*Exercise description*
Please copy every record exactly as it is written.

*Supplied information*
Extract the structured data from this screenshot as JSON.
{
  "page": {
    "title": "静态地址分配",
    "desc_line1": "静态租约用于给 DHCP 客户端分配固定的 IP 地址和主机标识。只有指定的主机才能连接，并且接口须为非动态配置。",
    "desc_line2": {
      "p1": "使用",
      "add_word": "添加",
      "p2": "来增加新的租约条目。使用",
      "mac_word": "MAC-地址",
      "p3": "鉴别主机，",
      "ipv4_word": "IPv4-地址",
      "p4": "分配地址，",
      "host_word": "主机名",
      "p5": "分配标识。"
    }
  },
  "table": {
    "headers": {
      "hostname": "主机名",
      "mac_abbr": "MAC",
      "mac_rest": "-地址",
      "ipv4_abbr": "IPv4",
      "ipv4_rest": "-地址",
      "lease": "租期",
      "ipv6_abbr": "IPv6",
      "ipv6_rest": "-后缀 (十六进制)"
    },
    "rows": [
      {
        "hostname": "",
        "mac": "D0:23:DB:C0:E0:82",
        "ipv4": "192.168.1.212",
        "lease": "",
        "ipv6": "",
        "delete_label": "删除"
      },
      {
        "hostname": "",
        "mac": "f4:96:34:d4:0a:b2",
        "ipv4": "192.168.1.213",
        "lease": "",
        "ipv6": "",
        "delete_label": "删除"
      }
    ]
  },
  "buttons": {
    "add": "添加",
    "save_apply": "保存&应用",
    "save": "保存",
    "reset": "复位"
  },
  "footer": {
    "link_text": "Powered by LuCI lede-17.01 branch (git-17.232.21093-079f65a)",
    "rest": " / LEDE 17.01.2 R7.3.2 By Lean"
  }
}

*Worked solution*
Extract the structured data from this screenshot as JSON.
{
  "page": {
    "title": "静态地址分配",
    "desc_line1": "静态租约用于给 DHCP 客户端分配固定的 IP 地址和主机标识。只有指定的主机才能连接，并且接口须为非动态配置。",
    "desc_line2": {
      "p1": "使用",
      "add_word": "添加",
      "p2": "来增加新的租约条目。使用",
      "mac_word": "MAC-地址",
      "p3": "鉴别主机，",
      "ipv4_word": "IPv4-地址",
      "p4": "分配地址，",
      "host_word": "主机名",
      "p5": "分配标识。"
    }
  },
  "table": {
    "headers": {
      "hostname": "主机名",
      "mac_abbr": "MAC",
      "mac_rest": "-地址",
      "ipv4_abbr": "IPv4",
      "ipv4_rest": "-地址",
      "lease": "租期",
      "ipv6_abbr": "IPv6",
      "ipv6_rest": "-后缀 (十六进制)"
    },
    "rows": [
      {
        "hostname": "",
        "mac": "D0:23:DB:C0:E0:82",
        "ipv4": "192.168.1.212",
        "lease": "",
        "ipv6": "",
        "delete_label": "删除"
      },
      {
        "hostname": "",
        "mac": "f4:96:34:d4:0a:b2",
        "ipv4": "192.168.1.213",
        "lease": "",
        "ipv6": "",
        "delete_label": "删除"
      }
    ]
  },
  "buttons": {
    "add": "添加",
    "save_apply": "保存&应用",
    "save": "保存",
    "reset": "复位"
  },
  "footer": {
    "link_text": "Powered by LuCI lede-17.01 branch (git-17.232.21093-079f65a)",
    "rest": " / LEDE 17.01.2 R7.3.2 By Lean"
  }
}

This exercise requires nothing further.